### [Recorded information]
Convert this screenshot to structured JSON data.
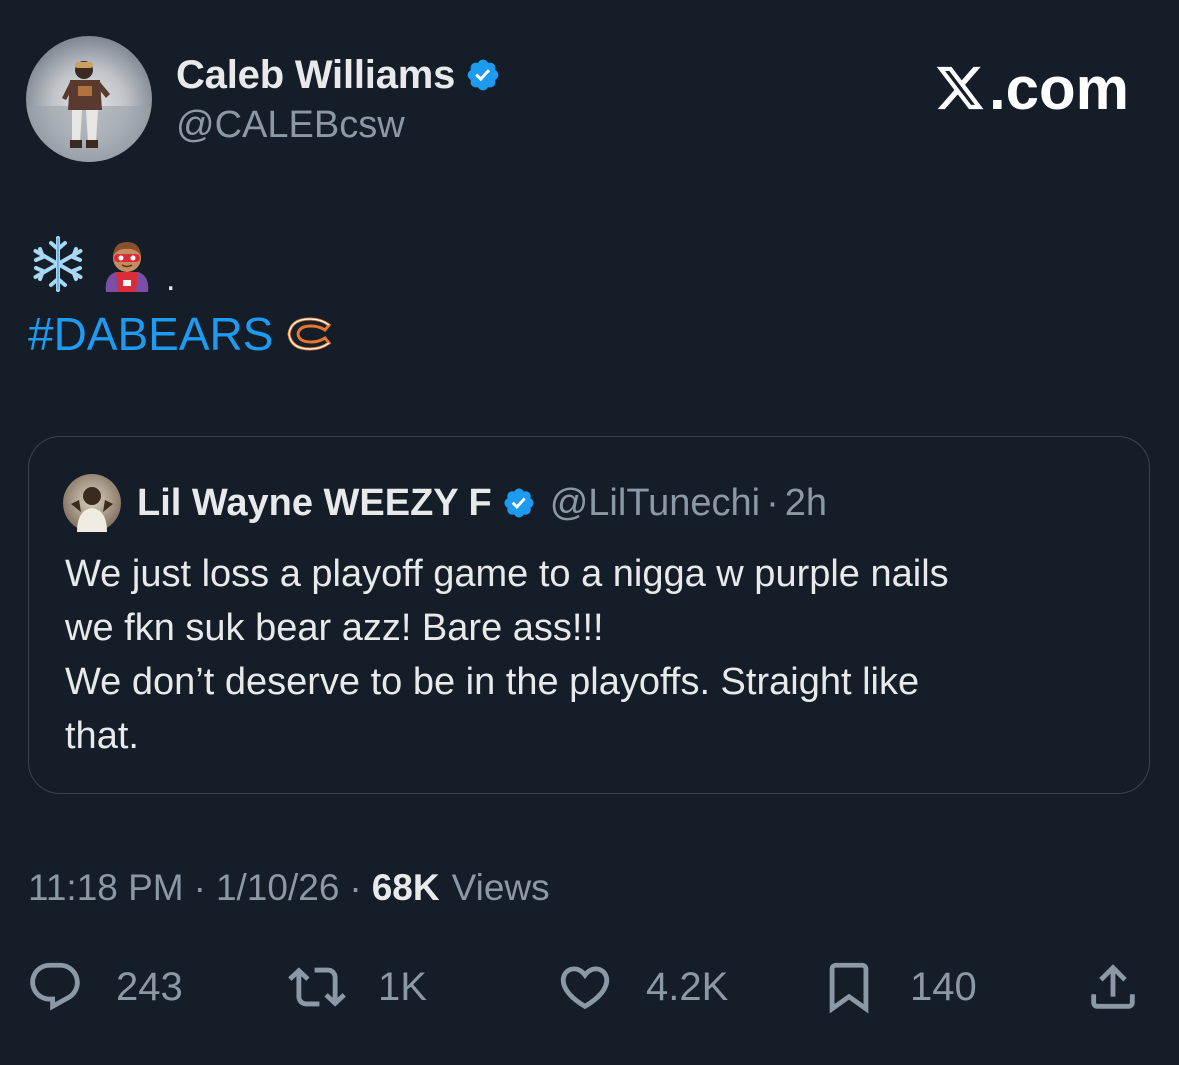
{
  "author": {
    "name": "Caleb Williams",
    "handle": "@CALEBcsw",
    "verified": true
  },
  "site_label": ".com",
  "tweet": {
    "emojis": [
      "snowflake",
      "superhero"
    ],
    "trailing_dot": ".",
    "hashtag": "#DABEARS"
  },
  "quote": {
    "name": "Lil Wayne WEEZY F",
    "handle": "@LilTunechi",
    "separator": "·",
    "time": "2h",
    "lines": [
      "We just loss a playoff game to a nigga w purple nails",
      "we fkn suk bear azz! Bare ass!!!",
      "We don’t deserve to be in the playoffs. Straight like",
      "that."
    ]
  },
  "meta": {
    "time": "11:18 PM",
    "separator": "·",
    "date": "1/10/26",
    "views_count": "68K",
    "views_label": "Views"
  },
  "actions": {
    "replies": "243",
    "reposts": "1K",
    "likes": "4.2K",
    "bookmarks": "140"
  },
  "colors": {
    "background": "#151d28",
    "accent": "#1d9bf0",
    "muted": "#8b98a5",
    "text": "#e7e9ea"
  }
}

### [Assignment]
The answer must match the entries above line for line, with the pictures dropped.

### [Solution for this task]
Convert this screenshot to structured JSON data.
{
  "author": {
    "name": "Caleb Williams",
    "handle": "@CALEBcsw",
    "verified": true
  },
  "site_label": ".com",
  "tweet": {
    "emojis": [
      "snowflake",
      "superhero"
    ],
    "trailing_dot": ".",
    "hashtag": "#DABEARS"
  },
  "quote": {
    "name": "Lil Wayne WEEZY F",
    "handle": "@LilTunechi",
    "separator": "·",
    "time": "2h",
    "lines": [
      "We just loss a playoff game to a nigga w purple nails",
      "we fkn suk bear azz! Bare ass!!!",
      "We don’t deserve to be in the playoffs. Straight like",
      "that."
    ]
  },
  "meta": {
    "time": "11:18 PM",
    "separator": "·",
    "date": "1/10/26",
    "views_count": "68K",
    "views_label": "Views"
  },
  "actions": {
    "replies": "243",
    "reposts": "1K",
    "likes": "4.2K",
    "bookmarks": "140"
  },
  "colors": {
    "background": "#151d28",
    "accent": "#1d9bf0",
    "muted": "#8b98a5",
    "text": "#e7e9ea"
  }
}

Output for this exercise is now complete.